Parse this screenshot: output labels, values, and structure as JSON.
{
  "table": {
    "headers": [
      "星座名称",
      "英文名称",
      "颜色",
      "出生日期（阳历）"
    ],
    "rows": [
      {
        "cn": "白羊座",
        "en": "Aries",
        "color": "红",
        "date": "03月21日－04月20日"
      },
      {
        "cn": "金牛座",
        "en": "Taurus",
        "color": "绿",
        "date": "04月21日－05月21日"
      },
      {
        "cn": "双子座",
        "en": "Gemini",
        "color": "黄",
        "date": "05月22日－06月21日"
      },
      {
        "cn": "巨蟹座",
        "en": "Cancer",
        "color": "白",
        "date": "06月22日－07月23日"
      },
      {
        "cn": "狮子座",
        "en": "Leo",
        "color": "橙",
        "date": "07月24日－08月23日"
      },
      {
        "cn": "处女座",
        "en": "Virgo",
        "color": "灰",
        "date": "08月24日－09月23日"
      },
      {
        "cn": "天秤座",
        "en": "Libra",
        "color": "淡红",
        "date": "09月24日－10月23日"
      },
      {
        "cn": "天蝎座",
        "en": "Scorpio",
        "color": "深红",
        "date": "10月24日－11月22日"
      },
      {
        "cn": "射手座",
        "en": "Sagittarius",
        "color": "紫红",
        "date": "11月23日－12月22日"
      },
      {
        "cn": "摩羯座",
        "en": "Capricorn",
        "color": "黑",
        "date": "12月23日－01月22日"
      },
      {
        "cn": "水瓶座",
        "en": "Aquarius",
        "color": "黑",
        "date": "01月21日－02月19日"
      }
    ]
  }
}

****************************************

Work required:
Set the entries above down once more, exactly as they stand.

Answer section:
Parse this screenshot: output labels, values, and structure as JSON.
{
  "table": {
    "headers": [
      "星座名称",
      "英文名称",
      "颜色",
      "出生日期（阳历）"
    ],
    "rows": [
      {
        "cn": "白羊座",
        "en": "Aries",
        "color": "红",
        "date": "03月21日－04月20日"
      },
      {
        "cn": "金牛座",
        "en": "Taurus",
        "color": "绿",
        "date": "04月21日－05月21日"
      },
      {
        "cn": "双子座",
        "en": "Gemini",
        "color": "黄",
        "date": "05月22日－06月21日"
      },
      {
        "cn": "巨蟹座",
        "en": "Cancer",
        "color": "白",
        "date": "06月22日－07月23日"
      },
      {
        "cn": "狮子座",
        "en": "Leo",
        "color": "橙",
        "date": "07月24日－08月23日"
      },
      {
        "cn": "处女座",
        "en": "Virgo",
        "color": "灰",
        "date": "08月24日－09月23日"
      },
      {
        "cn": "天秤座",
        "en": "Libra",
        "color": "淡红",
        "date": "09月24日－10月23日"
      },
      {
        "cn": "天蝎座",
        "en": "Scorpio",
        "color": "深红",
        "date": "10月24日－11月22日"
      },
      {
        "cn": "射手座",
        "en": "Sagittarius",
        "color": "紫红",
        "date": "11月23日－12月22日"
      },
      {
        "cn": "摩羯座",
        "en": "Capricorn",
        "color": "黑",
        "date": "12月23日－01月22日"
      },
      {
        "cn": "水瓶座",
        "en": "Aquarius",
        "color": "黑",
        "date": "01月21日－02月19日"
      }
    ]
  }
}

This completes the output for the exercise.